═════ TASK DATA ═════

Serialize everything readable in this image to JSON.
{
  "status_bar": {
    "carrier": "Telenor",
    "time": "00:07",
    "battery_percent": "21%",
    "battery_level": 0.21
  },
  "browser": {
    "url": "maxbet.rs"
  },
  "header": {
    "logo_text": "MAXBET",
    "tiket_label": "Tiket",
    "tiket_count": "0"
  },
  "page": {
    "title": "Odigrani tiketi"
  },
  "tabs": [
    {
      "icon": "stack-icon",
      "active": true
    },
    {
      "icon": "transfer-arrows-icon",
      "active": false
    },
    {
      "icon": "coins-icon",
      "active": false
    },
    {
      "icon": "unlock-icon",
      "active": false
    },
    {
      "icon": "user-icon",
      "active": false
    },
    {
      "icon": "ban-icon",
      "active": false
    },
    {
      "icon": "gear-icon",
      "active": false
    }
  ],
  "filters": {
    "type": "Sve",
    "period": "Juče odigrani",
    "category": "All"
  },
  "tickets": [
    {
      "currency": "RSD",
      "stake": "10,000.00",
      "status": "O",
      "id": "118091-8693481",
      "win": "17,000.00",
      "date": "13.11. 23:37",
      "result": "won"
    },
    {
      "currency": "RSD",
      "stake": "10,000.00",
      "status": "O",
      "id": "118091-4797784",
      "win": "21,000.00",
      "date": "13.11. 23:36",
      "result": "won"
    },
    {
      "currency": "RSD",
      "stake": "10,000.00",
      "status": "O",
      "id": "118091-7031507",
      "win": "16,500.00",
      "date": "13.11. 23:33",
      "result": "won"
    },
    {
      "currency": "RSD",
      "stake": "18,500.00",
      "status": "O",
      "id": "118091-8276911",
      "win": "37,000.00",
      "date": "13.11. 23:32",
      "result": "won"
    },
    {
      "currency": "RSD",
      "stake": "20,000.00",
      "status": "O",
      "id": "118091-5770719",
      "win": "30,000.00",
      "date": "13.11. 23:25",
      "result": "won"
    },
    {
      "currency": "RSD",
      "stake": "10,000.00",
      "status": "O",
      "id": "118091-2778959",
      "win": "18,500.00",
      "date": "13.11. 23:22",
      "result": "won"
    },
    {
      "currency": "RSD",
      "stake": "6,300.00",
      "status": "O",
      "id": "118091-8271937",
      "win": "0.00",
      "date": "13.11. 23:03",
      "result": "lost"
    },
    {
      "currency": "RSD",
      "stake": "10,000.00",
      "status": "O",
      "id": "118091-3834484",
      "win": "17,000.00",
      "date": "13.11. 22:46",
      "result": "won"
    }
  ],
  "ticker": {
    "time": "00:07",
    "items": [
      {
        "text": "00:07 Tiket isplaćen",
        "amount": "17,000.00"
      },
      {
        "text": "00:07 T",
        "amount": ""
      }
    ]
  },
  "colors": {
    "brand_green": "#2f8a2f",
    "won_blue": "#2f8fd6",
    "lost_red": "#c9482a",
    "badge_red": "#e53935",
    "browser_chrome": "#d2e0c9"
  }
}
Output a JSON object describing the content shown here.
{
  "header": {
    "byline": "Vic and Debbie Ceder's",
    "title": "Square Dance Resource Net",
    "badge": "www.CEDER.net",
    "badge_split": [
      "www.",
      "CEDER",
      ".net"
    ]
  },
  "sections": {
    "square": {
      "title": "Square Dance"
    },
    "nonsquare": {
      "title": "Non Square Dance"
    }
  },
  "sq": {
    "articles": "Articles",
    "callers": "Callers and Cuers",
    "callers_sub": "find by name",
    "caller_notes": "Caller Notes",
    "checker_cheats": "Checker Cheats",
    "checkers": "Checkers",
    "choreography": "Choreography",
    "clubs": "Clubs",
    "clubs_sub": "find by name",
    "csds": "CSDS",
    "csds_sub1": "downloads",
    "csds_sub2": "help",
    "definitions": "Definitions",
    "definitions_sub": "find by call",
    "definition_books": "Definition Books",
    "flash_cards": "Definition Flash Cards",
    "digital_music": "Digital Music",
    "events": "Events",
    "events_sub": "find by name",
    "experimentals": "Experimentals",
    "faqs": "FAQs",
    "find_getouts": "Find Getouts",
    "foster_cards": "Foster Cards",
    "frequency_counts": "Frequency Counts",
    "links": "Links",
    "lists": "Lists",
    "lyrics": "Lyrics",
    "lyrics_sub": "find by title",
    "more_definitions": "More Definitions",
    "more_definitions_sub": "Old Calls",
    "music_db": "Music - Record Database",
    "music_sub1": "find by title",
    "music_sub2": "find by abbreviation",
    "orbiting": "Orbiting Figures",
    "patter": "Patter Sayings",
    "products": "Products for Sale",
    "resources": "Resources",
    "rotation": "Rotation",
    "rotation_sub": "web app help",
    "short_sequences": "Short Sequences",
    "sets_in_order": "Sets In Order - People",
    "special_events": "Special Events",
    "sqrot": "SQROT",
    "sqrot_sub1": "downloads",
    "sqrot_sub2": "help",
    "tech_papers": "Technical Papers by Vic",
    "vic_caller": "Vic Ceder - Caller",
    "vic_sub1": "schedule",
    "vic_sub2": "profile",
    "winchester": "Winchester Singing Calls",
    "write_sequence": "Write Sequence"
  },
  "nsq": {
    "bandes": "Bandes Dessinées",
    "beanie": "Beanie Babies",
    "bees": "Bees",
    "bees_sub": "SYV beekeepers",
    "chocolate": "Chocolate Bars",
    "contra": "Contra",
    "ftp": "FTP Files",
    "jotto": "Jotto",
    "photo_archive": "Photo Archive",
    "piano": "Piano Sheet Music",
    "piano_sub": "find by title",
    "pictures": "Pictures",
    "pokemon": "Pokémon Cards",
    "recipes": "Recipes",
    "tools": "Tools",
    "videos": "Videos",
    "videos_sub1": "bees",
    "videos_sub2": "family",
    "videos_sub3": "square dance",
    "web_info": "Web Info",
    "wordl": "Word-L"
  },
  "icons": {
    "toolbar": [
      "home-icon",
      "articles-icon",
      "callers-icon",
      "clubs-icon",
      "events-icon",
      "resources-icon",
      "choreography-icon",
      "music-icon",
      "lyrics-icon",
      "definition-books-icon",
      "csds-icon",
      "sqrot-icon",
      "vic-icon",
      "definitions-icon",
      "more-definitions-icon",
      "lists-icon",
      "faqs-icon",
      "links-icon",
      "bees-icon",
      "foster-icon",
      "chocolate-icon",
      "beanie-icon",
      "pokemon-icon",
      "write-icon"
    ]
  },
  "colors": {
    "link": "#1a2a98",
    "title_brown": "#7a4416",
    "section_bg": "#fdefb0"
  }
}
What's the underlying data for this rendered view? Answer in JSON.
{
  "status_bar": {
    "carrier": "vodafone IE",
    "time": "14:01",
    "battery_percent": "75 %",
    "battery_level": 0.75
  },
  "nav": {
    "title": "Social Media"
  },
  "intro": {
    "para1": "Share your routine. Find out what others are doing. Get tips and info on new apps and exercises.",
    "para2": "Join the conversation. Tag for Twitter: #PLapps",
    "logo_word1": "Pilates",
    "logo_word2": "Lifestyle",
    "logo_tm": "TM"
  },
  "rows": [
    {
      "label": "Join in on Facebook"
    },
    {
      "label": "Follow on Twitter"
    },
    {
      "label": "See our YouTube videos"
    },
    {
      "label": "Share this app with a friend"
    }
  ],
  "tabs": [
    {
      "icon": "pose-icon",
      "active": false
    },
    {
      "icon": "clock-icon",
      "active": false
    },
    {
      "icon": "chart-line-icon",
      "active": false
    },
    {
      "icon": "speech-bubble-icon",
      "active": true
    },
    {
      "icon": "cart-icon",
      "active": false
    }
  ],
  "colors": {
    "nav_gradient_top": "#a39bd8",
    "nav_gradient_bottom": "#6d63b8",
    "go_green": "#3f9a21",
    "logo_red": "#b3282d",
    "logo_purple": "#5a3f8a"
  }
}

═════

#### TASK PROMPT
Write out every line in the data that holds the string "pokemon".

#### COMPLETED TASK
    "pokemon": "Pokémon Cards",
      "pokemon-icon",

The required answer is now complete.